Tamworth 1 Stoke City 1 (aet; Stoke win 5-4 on penalties)
Tamworth let the performance do the talking and proved why they should have been the headline act in this week's television replays.
Chairman Bob Andrews and manager Mark Cooper had told anyone who would listen that The Lamb would provide the true spirit of the FA Cup in this week's third-round replays.
The television executives at Sky Sports and the BBC obviously disagreed and plumped for Leeds United versus Wigan Athletic - hardly one to excite the neutrals - and Burton Albion's rematch at Manchester United as their live broadcasts.
But a heaving, screaming Lamb was where the romance of the greatest competition flourished. The only disappointment was that there was no Barbara Cartland happy-ending for Cooper's Nationwide Conference heroes after Stoke City edged a dramatic sudden-death penalty shoot-out.
Nathan Jackson's tap-in - the teenage striker's second goal for the club - had sent the Tamworth fans into dreamland when just before half time in a rip-roaring tie.
But with ten minutes left Paul Gallagher's acrobatic overheard equaliser grabbed Stoke's get-out-of-jail card in the town where Sir Robert Peel formed the first police force nearly 200 years ago.
After Dave Bampton, Scott Stamps and Adie Smith all scored their kicks, Lambs' full-back Eddie Anaclet's fourth penalty was saved by Steve Simonsen to give them the edge. But Tamworth, who have defeated Bournemouth and Hartlepool in their best Cup run, have a never-saydie spirit and shot-stopper Scott Bevan kicked out Kevin Harper's effort to level.
It was so cruel that one player which have to carry the burden of missing a fateful kick and it was more heartbreaking that man-ofthe-match Michael Touhy should have the first kick of sudden death blocked by Simonsen. Carl Hoefkens kept his nerve and Stoke will face Walsall in the fourth round.
The opening stages of the first half had been more cat and mouse than a rerun of Tom and Jerry. There was even the appearance of a runaway mouse, his slumber disturbed by 4,000 screaming fans before Smith took on the game-keeper role to deposit the errant rodent to the stand.
But skipper Smith, like his team-mates, had to play like tigers to keep out the Stoke attacks. But whether it was luck, or wastefulness from the visitors, or an unshakeable spirit, they were able to repel the Potters' best efforts.
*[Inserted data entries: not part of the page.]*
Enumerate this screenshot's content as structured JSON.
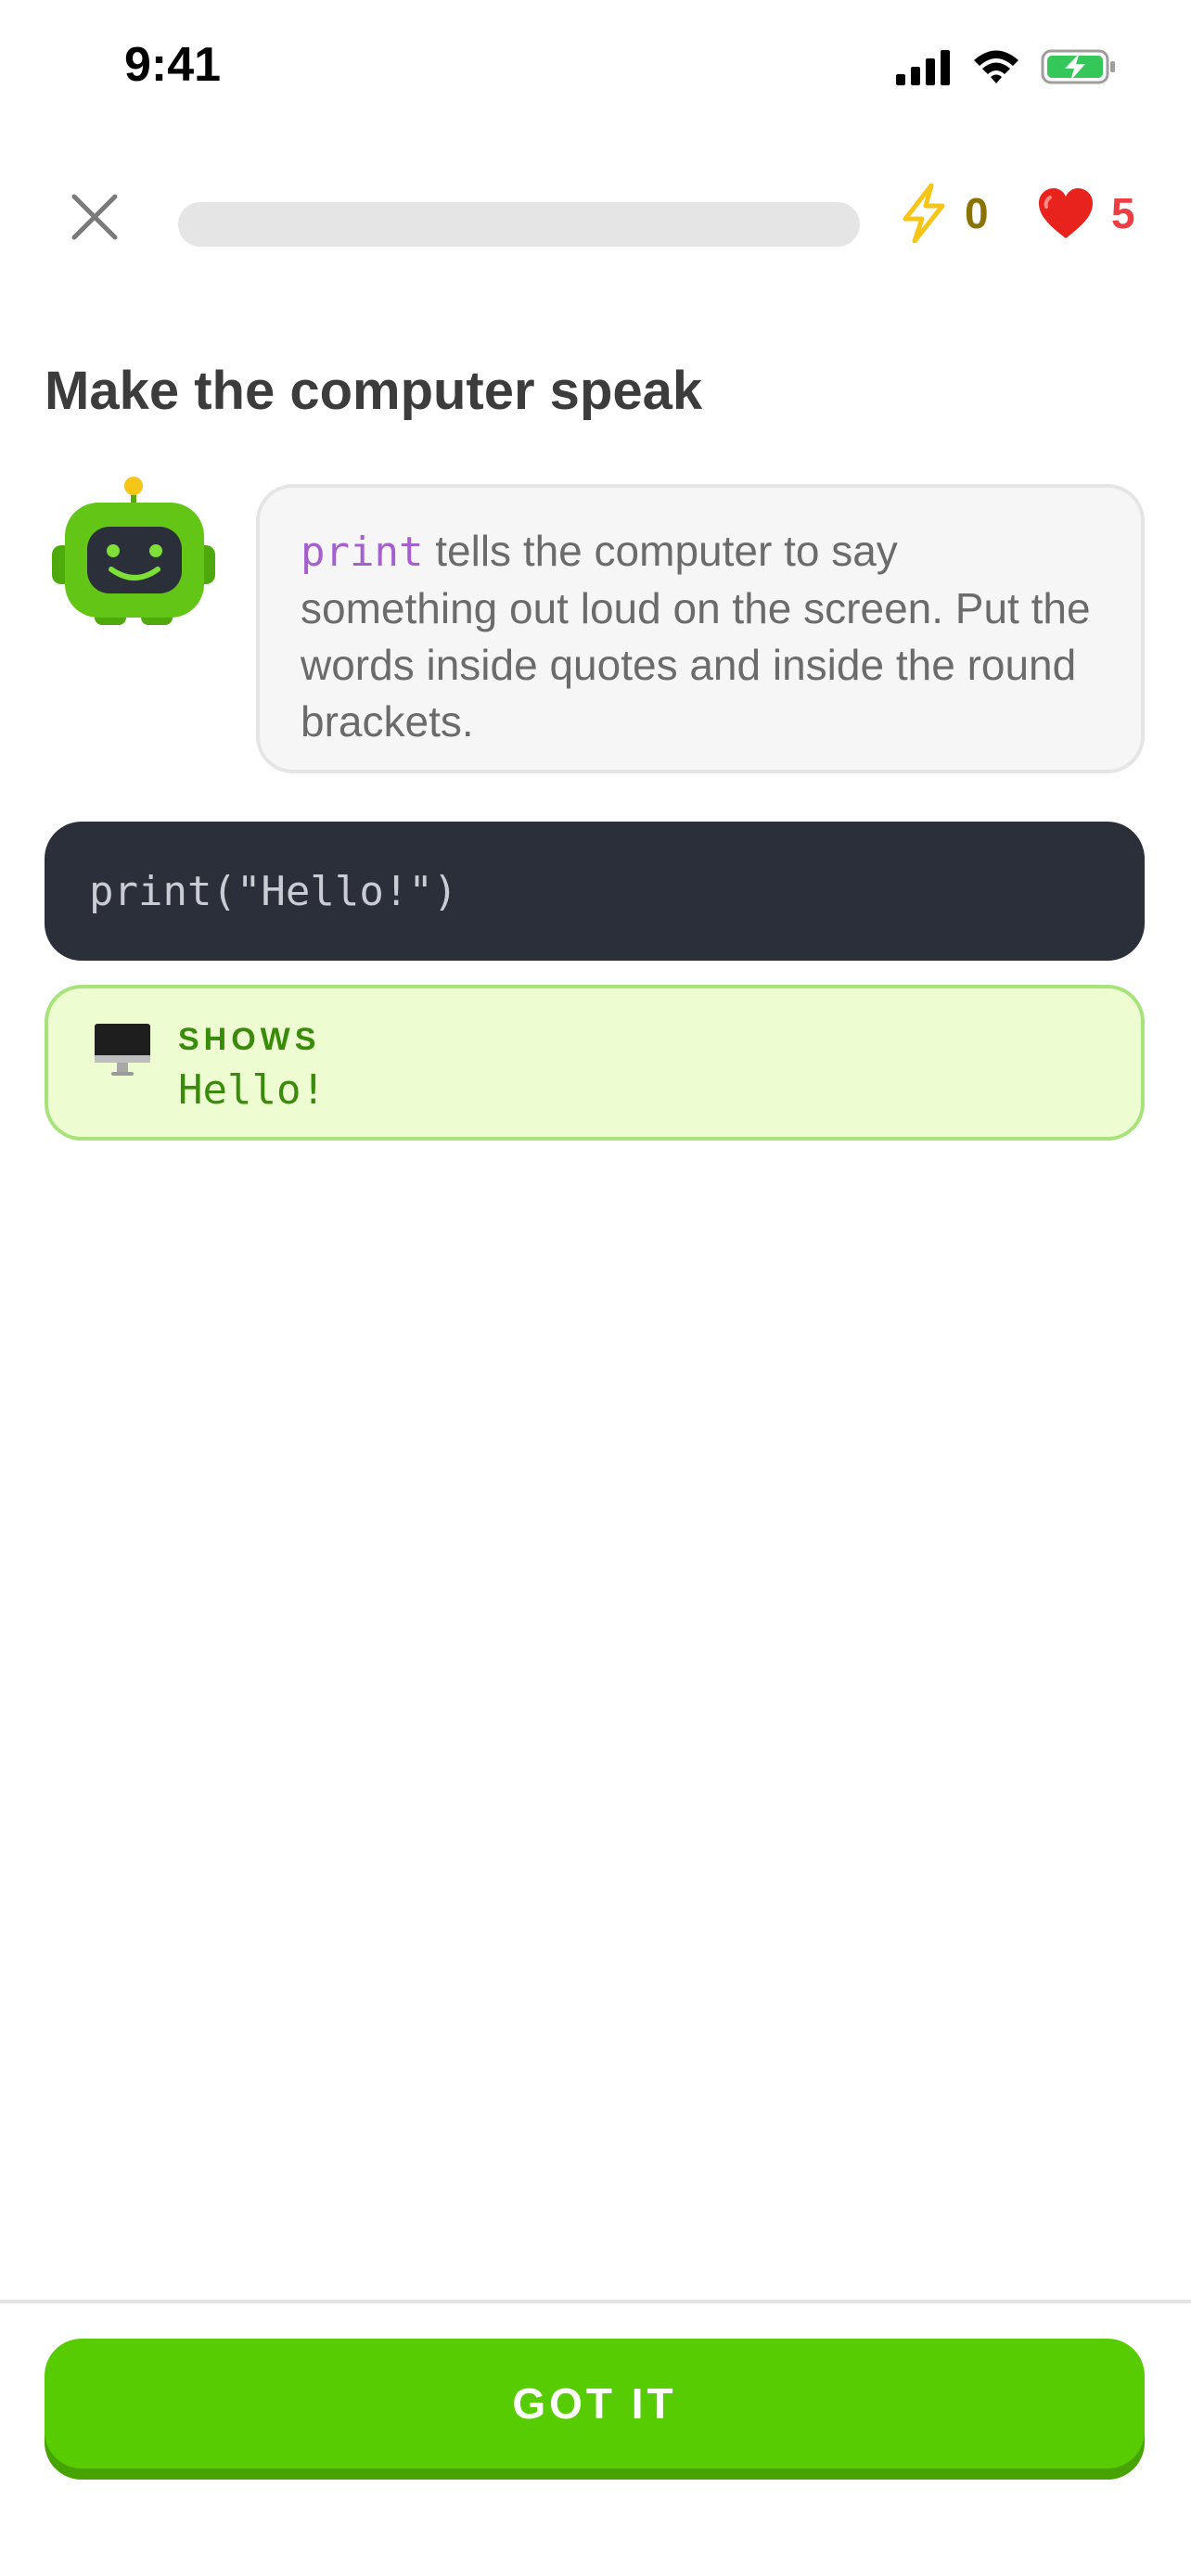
{
  "status_bar": {
    "time": "9:41"
  },
  "header": {
    "progress_percent": 0,
    "energy_count": "0",
    "hearts_count": "5"
  },
  "lesson": {
    "title": "Make the computer speak",
    "explanation_keyword": "print",
    "explanation_text": " tells the computer to say something out loud on the screen. Put the words inside quotes and inside the round brackets.",
    "code": "print(\"Hello!\")",
    "output_label": "SHOWS",
    "output_value": "Hello!"
  },
  "footer": {
    "cta_label": "GOT IT"
  },
  "colors": {
    "brand_green": "#58cc02",
    "heart_red": "#ee3e44",
    "keyword_purple": "#a560d0",
    "code_bg": "#2b2f3a",
    "output_bg": "#eefcd2"
  },
  "icons": {
    "close": "close-icon",
    "energy": "lightning-icon",
    "hearts": "heart-icon",
    "mascot": "robot-mascot-icon",
    "output": "monitor-icon"
  }
}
Yet it had seemed the Potters' class of 2006 would find their way into infamy alongside the teams which had been upset by non-Leaguers Blyth Spartans, Telford United, and Nuneaton Borough.
Stoke will wonder, however, how Gallagher sent a flying header over from Harper's perfect far-post cross on 26 minutes and how he hooked over with the goal gaping from Dave Brammer's deep cross. Bevan used every inch of his 6ft 7in frame to tip Luke Chadwick's 20-yard volley on to the bar.
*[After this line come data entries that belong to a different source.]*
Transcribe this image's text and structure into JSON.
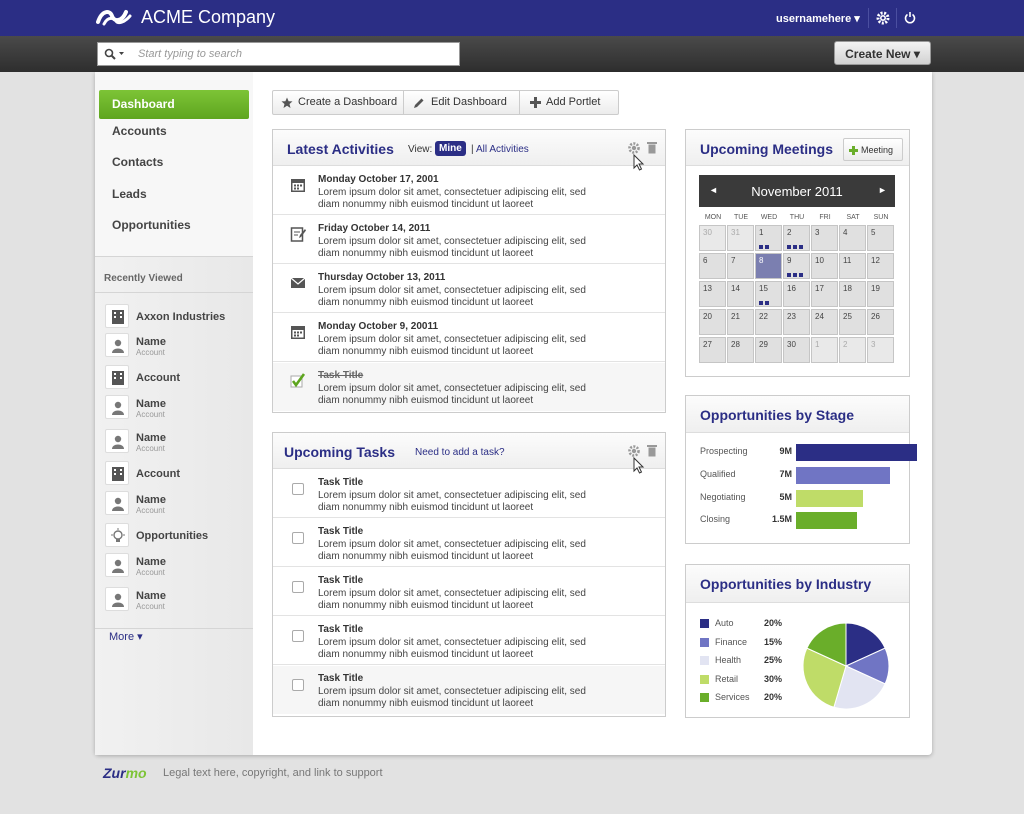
{
  "app": {
    "brand": "ACME Company",
    "username": "usernamehere ▾"
  },
  "search": {
    "placeholder": "Start typing to search"
  },
  "create_new": "Create New ▾",
  "nav": [
    {
      "label": "Dashboard",
      "active": true
    },
    {
      "label": "Accounts"
    },
    {
      "label": "Contacts"
    },
    {
      "label": "Leads"
    },
    {
      "label": "Opportunities"
    }
  ],
  "recently_viewed": {
    "title": "Recently Viewed",
    "items": [
      {
        "name": "Axxon Industries",
        "sub": "",
        "icon": "building-icon"
      },
      {
        "name": "Name",
        "sub": "Account",
        "icon": "person-icon"
      },
      {
        "name": "Account",
        "sub": "",
        "icon": "building-icon"
      },
      {
        "name": "Name",
        "sub": "Account",
        "icon": "person-icon"
      },
      {
        "name": "Name",
        "sub": "Account",
        "icon": "person-icon"
      },
      {
        "name": "Account",
        "sub": "",
        "icon": "building-icon"
      },
      {
        "name": "Name",
        "sub": "Account",
        "icon": "person-icon"
      },
      {
        "name": "Opportunities",
        "sub": "",
        "icon": "lightbulb-icon"
      },
      {
        "name": "Name",
        "sub": "Account",
        "icon": "person-icon"
      },
      {
        "name": "Name",
        "sub": "Account",
        "icon": "person-icon"
      }
    ],
    "more": "More ▾"
  },
  "toolbar": {
    "create": "Create a Dashboard",
    "edit": "Edit Dashboard",
    "add": "Add Portlet"
  },
  "latest": {
    "title": "Latest Activities",
    "view_label": "View:",
    "mine": "Mine",
    "sep": "|",
    "all": "All Activities",
    "rows": [
      {
        "title": "Monday October 17, 2001",
        "icon": "calendar-icon",
        "line1": "Lorem ipsum dolor sit amet, consectetuer adipiscing elit, sed",
        "line2": "diam nonummy nibh euismod tincidunt ut laoreet"
      },
      {
        "title": "Friday October 14, 2011",
        "icon": "note-icon",
        "line1": "Lorem ipsum dolor sit amet, consectetuer adipiscing elit, sed",
        "line2": "diam nonummy nibh euismod tincidunt ut laoreet"
      },
      {
        "title": "Thursday October 13, 2011",
        "icon": "envelope-icon",
        "line1": "Lorem ipsum dolor sit amet, consectetuer adipiscing elit, sed",
        "line2": "diam nonummy nibh euismod tincidunt ut laoreet"
      },
      {
        "title": "Monday October 9, 20011",
        "icon": "calendar-icon",
        "line1": "Lorem ipsum dolor sit amet, consectetuer adipiscing elit, sed",
        "line2": "diam nonummy nibh euismod tincidunt ut laoreet"
      },
      {
        "title": "Task Title",
        "icon": "checkmark-icon",
        "line1": "Lorem ipsum dolor sit amet, consectetuer adipiscing elit, sed",
        "line2": "diam nonummy nibh euismod tincidunt ut laoreet"
      }
    ]
  },
  "tasks": {
    "title": "Upcoming Tasks",
    "add_link": "Need to add a task?",
    "rows": [
      {
        "title": "Task Title",
        "line1": "Lorem ipsum dolor sit amet, consectetuer adipiscing elit, sed",
        "line2": "diam nonummy nibh euismod tincidunt ut laoreet"
      },
      {
        "title": "Task Title",
        "line1": "Lorem ipsum dolor sit amet, consectetuer adipiscing elit, sed",
        "line2": "diam nonummy nibh euismod tincidunt ut laoreet"
      },
      {
        "title": "Task Title",
        "line1": "Lorem ipsum dolor sit amet, consectetuer adipiscing elit, sed",
        "line2": "diam nonummy nibh euismod tincidunt ut laoreet"
      },
      {
        "title": "Task Title",
        "line1": "Lorem ipsum dolor sit amet, consectetuer adipiscing elit, sed",
        "line2": "diam nonummy nibh euismod tincidunt ut laoreet"
      },
      {
        "title": "Task Title",
        "line1": "Lorem ipsum dolor sit amet, consectetuer adipiscing elit, sed",
        "line2": "diam nonummy nibh euismod tincidunt ut laoreet"
      }
    ]
  },
  "meetings": {
    "title": "Upcoming Meetings",
    "button": "Meeting",
    "month": "November 2011",
    "prev": "◄",
    "next": "►",
    "dow": [
      "MON",
      "TUE",
      "WED",
      "THU",
      "FRI",
      "SAT",
      "SUN"
    ],
    "weeks": [
      [
        {
          "d": "30",
          "o": true
        },
        {
          "d": "31",
          "o": true
        },
        {
          "d": "1",
          "m": 2
        },
        {
          "d": "2",
          "m": 3
        },
        {
          "d": "3"
        },
        {
          "d": "4"
        },
        {
          "d": "5"
        }
      ],
      [
        {
          "d": "6"
        },
        {
          "d": "7"
        },
        {
          "d": "8",
          "today": true
        },
        {
          "d": "9",
          "m": 3
        },
        {
          "d": "10"
        },
        {
          "d": "11"
        },
        {
          "d": "12"
        }
      ],
      [
        {
          "d": "13"
        },
        {
          "d": "14"
        },
        {
          "d": "15",
          "m": 2
        },
        {
          "d": "16"
        },
        {
          "d": "17"
        },
        {
          "d": "18"
        },
        {
          "d": "19"
        }
      ],
      [
        {
          "d": "20"
        },
        {
          "d": "21"
        },
        {
          "d": "22"
        },
        {
          "d": "23"
        },
        {
          "d": "24"
        },
        {
          "d": "25"
        },
        {
          "d": "26"
        }
      ],
      [
        {
          "d": "27"
        },
        {
          "d": "28"
        },
        {
          "d": "29"
        },
        {
          "d": "30"
        },
        {
          "d": "1",
          "o": true
        },
        {
          "d": "2",
          "o": true
        },
        {
          "d": "3",
          "o": true
        }
      ]
    ]
  },
  "stage": {
    "title": "Opportunities by Stage",
    "max": 9,
    "rows": [
      {
        "name": "Prospecting",
        "label": "9M",
        "value": 9,
        "color": "#2b2e85"
      },
      {
        "name": "Qualified",
        "label": "7M",
        "value": 7,
        "color": "#7075c4"
      },
      {
        "name": "Negotiating",
        "label": "5M",
        "value": 5,
        "color": "#bfdc68"
      },
      {
        "name": "Closing",
        "label": "1.5M",
        "value": 4.5,
        "color": "#6aae2a"
      }
    ]
  },
  "industry": {
    "title": "Opportunities by Industry",
    "rows": [
      {
        "name": "Auto",
        "label": "20%",
        "value": 20,
        "color": "#2b2e85"
      },
      {
        "name": "Finance",
        "label": "15%",
        "value": 15,
        "color": "#7075c4"
      },
      {
        "name": "Health",
        "label": "25%",
        "value": 25,
        "color": "#e2e4f2"
      },
      {
        "name": "Retail",
        "label": "30%",
        "value": 30,
        "color": "#bfdc68"
      },
      {
        "name": "Services",
        "label": "20%",
        "value": 20,
        "color": "#6aae2a"
      }
    ]
  },
  "footer": {
    "logo_a": "Zur",
    "logo_b": "mo",
    "text": "Legal text here, copyright, and link to support"
  }
}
Having scored only 27 goals all season, Tamworth have found goalscoring a problem this term. Having lost "talisman" Jake Edwards after his loan ended, it was going to be even more of a challenge to break down the Stoke defence.
But on 42 minutes the Lamb erupted with the goal being the most important in the Lambs' history. It was all about perseverance as striker Carl Heggs, an inspirational presence after being recalled, charged down a clearance on the right.
The wily former West Bromwich Albion campaigner picked out Jackson and he calmly side-footed into the net from eight yards.
Tamworth had something as precious as a 24-carat diamond to protect after the break but it became backs-tothe-wall stuff when Gallagher's curling 20-yarder was a lick of paint away from the target and only the bravest of brave blocks by Smith kept out substitute Peter Kopteff's close-range drive.
It was edge of the seat stuff when Mamady Sidibe's low grubber ricocheted off the right-hand post and Bevan managed to gather as the Mali-born centre-forward stampeded goalwards for the rebound.
There was no lucky escape, however, on 81 minutes. Bevan parried substitute Rooney's point-blank header from Kopteff's corner but the ball looped into the air and
Gallagher flicked it over his head into the net. The drama, though, was far from over.